■ Materials provided
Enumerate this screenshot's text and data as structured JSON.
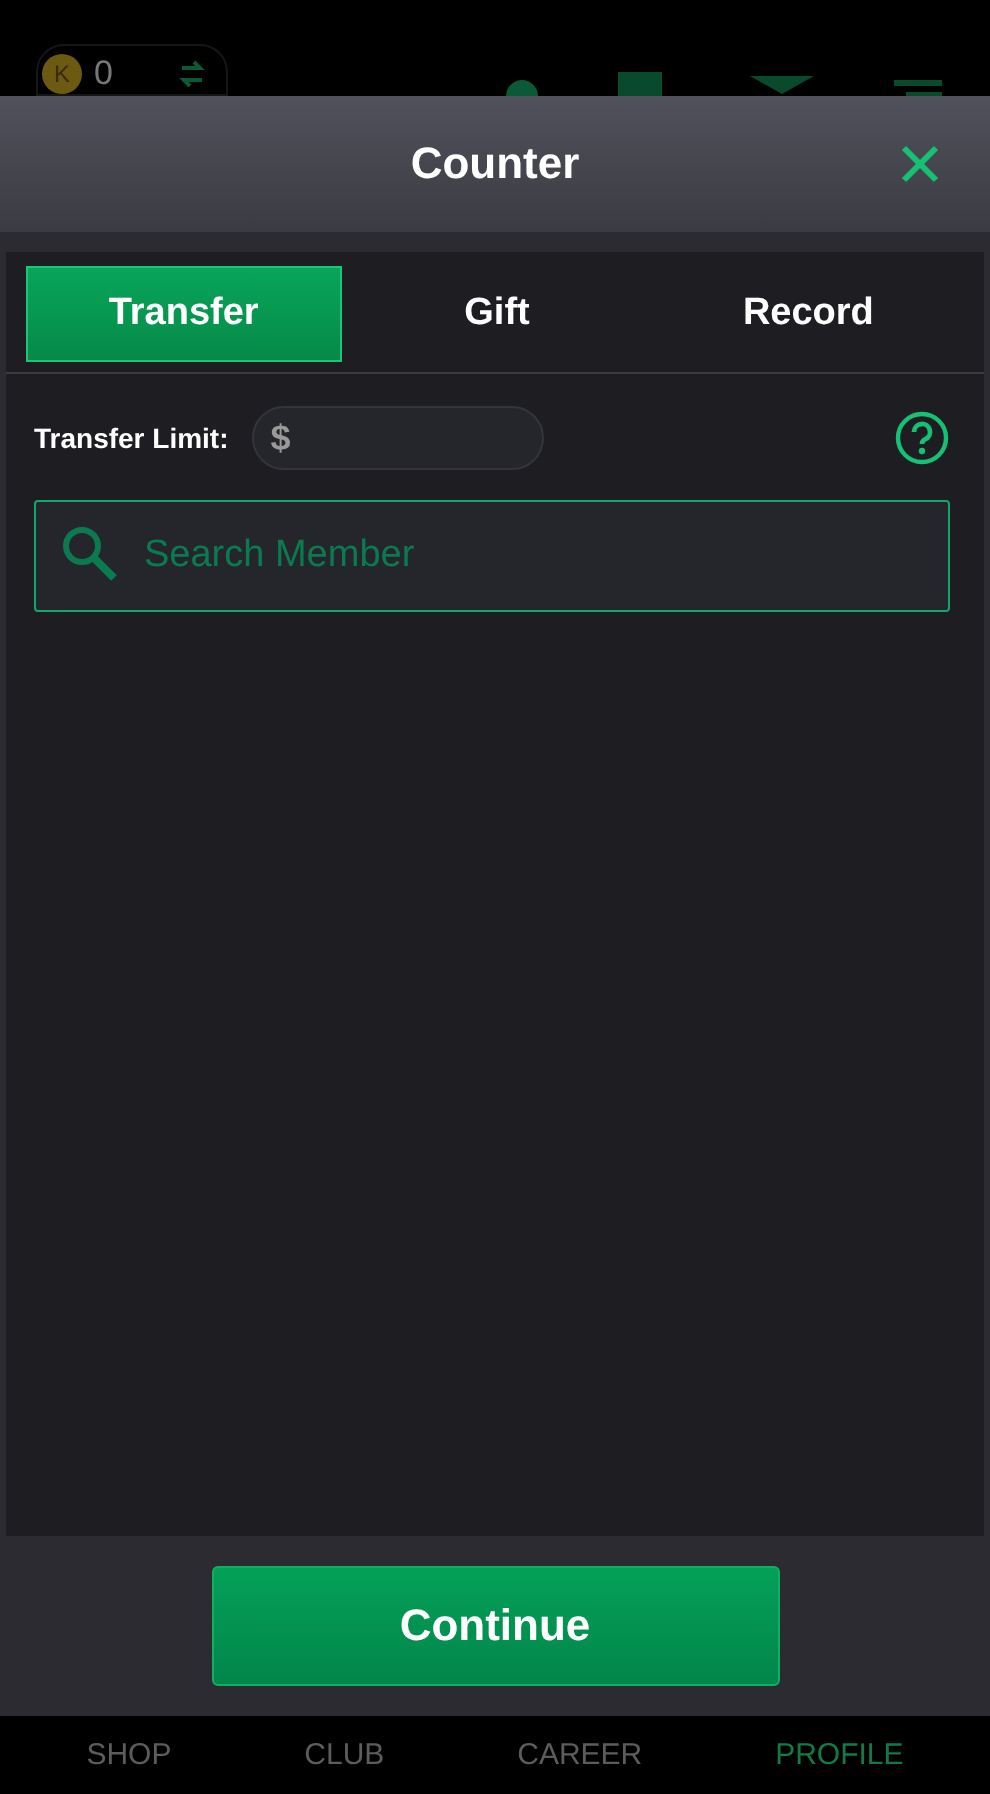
{
  "top_bar": {
    "coin_letter": "K",
    "balance": "0"
  },
  "dialog": {
    "title": "Counter",
    "tabs": [
      {
        "label": "Transfer",
        "selected": true
      },
      {
        "label": "Gift",
        "selected": false
      },
      {
        "label": "Record",
        "selected": false
      }
    ],
    "limit_label": "Transfer Limit:",
    "currency": "$",
    "search": {
      "placeholder": "Search Member"
    },
    "continue_button": "Continue"
  },
  "bottom_nav": [
    {
      "label": "SHOP",
      "selected": false
    },
    {
      "label": "CLUB",
      "selected": false
    },
    {
      "label": "CAREER",
      "selected": false
    },
    {
      "label": "PROFILE",
      "selected": true
    }
  ]
}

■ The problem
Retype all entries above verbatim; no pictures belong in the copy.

■ Solution for this task
Enumerate this screenshot's text and data as structured JSON.
{
  "top_bar": {
    "coin_letter": "K",
    "balance": "0"
  },
  "dialog": {
    "title": "Counter",
    "tabs": [
      {
        "label": "Transfer",
        "selected": true
      },
      {
        "label": "Gift",
        "selected": false
      },
      {
        "label": "Record",
        "selected": false
      }
    ],
    "limit_label": "Transfer Limit:",
    "currency": "$",
    "search": {
      "placeholder": "Search Member"
    },
    "continue_button": "Continue"
  },
  "bottom_nav": [
    {
      "label": "SHOP",
      "selected": false
    },
    {
      "label": "CLUB",
      "selected": false
    },
    {
      "label": "CAREER",
      "selected": false
    },
    {
      "label": "PROFILE",
      "selected": true
    }
  ]
}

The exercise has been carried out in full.